NEW YORK, MARCH 14, 2012 - Researchers have identified a set of genetic abnormalities in patients with acute myelogenous leukemia (AML) that doctors can use to more accurately predict patients' prognoses and select treatments that are most likely to benefit them. The study, led by investigators at Memorial Sloan-Kettering Cancer Center, will be published in the March 22 issue of the New England Journal of Medicine.
"Our study shows that genetic profiling makes it possible to more precisely categorize which patients are most likely to have their leukemia return after treatment," says the study's lead author Ross Levine, MD, a member of Memorial Sloan-Kettering's Human Oncology Pathogenesis Program. "We also want to use existing therapies more intelligently.

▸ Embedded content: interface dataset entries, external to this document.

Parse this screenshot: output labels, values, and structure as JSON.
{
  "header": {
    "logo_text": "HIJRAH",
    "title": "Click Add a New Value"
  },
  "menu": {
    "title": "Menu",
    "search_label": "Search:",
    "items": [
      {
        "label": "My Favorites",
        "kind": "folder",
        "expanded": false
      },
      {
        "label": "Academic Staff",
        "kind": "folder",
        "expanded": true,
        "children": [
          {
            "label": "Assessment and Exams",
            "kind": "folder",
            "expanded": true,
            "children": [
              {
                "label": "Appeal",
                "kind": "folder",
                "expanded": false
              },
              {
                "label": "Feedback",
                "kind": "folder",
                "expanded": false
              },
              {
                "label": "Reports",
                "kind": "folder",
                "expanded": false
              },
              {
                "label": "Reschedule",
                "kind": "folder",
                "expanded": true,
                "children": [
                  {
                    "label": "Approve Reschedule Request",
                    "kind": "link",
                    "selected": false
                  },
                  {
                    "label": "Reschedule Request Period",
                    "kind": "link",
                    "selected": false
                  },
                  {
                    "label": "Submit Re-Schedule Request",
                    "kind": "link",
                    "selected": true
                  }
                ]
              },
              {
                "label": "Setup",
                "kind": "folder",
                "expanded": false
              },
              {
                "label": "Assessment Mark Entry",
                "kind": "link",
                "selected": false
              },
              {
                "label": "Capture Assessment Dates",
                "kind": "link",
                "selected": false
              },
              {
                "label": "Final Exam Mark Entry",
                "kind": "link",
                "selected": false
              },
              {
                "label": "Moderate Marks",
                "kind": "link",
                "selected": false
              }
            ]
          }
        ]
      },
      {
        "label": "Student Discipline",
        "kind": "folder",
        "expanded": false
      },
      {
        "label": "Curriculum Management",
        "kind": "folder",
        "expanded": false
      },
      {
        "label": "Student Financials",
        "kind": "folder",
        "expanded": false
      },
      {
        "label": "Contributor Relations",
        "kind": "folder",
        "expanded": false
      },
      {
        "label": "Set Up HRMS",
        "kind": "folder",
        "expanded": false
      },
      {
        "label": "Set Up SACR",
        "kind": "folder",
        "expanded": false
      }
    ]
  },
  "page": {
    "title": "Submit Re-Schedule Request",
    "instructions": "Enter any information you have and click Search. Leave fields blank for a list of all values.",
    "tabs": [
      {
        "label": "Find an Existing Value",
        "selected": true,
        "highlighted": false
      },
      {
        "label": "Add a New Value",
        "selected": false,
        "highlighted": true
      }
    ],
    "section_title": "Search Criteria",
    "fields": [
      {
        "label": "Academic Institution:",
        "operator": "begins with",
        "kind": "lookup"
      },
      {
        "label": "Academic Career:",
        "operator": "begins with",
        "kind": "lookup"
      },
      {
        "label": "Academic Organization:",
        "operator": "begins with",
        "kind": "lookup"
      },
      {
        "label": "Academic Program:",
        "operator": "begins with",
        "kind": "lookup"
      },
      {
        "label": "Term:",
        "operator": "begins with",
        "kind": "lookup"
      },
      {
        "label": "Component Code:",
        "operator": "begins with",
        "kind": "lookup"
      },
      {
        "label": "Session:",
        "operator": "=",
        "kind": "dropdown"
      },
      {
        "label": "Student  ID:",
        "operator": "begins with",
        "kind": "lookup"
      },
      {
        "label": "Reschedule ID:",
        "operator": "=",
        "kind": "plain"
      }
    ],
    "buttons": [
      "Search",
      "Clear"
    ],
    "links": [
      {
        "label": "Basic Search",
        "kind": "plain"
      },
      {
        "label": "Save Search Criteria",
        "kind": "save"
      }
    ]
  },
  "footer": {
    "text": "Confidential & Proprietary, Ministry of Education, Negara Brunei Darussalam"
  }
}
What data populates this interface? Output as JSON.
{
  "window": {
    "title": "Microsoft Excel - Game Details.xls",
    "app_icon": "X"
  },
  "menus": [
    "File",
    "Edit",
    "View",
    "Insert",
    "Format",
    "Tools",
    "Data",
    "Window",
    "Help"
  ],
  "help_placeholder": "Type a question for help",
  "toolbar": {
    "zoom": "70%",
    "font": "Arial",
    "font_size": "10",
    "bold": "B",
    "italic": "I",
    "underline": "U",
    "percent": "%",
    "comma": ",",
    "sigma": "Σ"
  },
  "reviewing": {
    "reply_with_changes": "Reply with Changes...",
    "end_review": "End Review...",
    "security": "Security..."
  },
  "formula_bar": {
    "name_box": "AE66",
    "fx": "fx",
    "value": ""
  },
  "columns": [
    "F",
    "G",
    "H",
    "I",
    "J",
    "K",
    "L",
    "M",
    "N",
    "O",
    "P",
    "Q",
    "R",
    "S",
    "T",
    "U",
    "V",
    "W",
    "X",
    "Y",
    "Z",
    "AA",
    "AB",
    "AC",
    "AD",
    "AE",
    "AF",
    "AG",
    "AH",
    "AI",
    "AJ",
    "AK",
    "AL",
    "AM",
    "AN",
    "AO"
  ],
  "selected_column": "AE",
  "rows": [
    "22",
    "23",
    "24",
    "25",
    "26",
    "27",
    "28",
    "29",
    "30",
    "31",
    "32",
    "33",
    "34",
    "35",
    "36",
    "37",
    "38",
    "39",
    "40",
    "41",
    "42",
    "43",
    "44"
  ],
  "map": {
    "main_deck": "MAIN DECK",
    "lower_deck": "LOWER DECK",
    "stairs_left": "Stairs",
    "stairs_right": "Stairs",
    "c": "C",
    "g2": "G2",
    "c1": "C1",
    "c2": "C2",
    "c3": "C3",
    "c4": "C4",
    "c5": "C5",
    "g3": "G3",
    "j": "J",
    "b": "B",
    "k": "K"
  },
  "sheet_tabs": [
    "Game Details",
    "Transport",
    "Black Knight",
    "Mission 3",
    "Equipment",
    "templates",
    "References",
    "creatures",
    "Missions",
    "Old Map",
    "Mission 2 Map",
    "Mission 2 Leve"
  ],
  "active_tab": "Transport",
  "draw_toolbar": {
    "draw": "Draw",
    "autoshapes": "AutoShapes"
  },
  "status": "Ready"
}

It helps a great deal to know which subset of patients will actually benefit from intensive therapies, such as a higher dose of chemotherapy or a bone marrow transplant," adds Dr. Levine, who is also a medical oncologist on the Leukemia Service at Memorial Sloan-Kettering.
At present, clinicians rely on only a handful of known genetic biomarkers (early markers of disease) to predict outcome in leukemia patients, and these biomarkers provide useful information for only a subset of patients. For most people diagnosed with AML, it is difficult to predict the chance for a cure.
The method used in the study incorporates information from an array of genes and allows nearly two-thirds of patients to be categorized into clearly defined prognostic groups. "Our goal was not to ask whether a certain gene or two raised or lowered risk, but to determine whether a combination of characteristics from a set of genes made it possible to precisely stratify patients according to risk," Dr. Levine says.
The researchers analyzed blood or bone marrow samples from 502 patients with AML who were participating in a clinical trial. Such samples are routinely taken for research purposes during trials with patient consent. The trial, led by Martin S. Tallman, MD, Chief of Memorial Sloan-Kettering's Leukemia Service, explored whether increasing the standard dose of chemotherapy in AML patients under age 60 would improve survival.
The team that performed the genetic analysis, which included investigators from Memorial Sloan-Kettering, Weill Cornell Medical College, and other institutions, analyzed the samples for abnormalities, or mutations, within 18 genes known to have alterations in people with AML. The researchers noted the relationship between the mutations present in each patient and how that patient ultimately fared with the disease receiving either the standard or increased chemotherapy dose.
"Our findings have important clinical implications for patients with AML, demonstrating that genetic profiling can improve current prognostic models and help guide therapeutic decisions so patients have an optimal result," says Dr. Tallman, who is a co-author of the new study. "Moving forward, the challenge will be to provide this genetic information in a timely and affordable way to influence treatment decisions prospectively," he adds.
The analysis allowed the researchers to determine specific risk levels for a variety of gene-mutation combinations. They also were able to establish that the higher chemotherapy dose used in the trial benefited only some of the patients. The investigators took into account variables such as patient age and gender and validated the results in a separate group of patients to ensure that the profiling approach will be generally applicable beyond the current trial.
Dr. Levine and his Memorial Sloan-Kettering colleagues are working to translate the results from the study into clinical use. "We've already developed genetic tests, which can be used to test for this set of mutations in patients, and we're in the process of making sure they work well in practice," he says. "We have preliminary evidence that they perform well, and we're hoping to have a pilot study soon as a step toward getting it into the clinic. We want to show this approach can be used not just at Memorial Sloan-Kettering but throughout the leukemia community."
The American Cancer Society estimates that 13,780 people in the United States will be diagnosed with AML in 2012 and that more than 10,000 people will die from the disease.
Researchers from Weill Cornell Medical College, Moffitt Cancer Center, Dana-Farber Cancer Institute, Montefiore Medical Center, Columbia University Medical Center, Columbia University, Stanford Hospital and Clinics, Indiana University School of Medicine, Abbott Northwestern Hospital, Mayo Clinic College of Medicine, Case Western Reserve University School of Medicine, Israel Institute of Technology, and University of Pennsylvania School of Medicine contributed to the study.
The work was supported by grants from the National Cancer Institute, Gabrielle's Angel Fund, the Starr Cancer Consortium, and the Peter Solomon Fund at Memorial Sloan-Kettering.
Memorial Sloan-Kettering Cancer Center is the world's oldest and largest private institution devoted to prevention, patient care, research, and education in cancer. Our scientists and clinicians generate innovative approaches to better understand, diagnose, and treat cancer. Our specialists are leaders in biomedical research and in translating the latest research to advance the standard of cancer care worldwide. For more information, go to www.mskcc.org.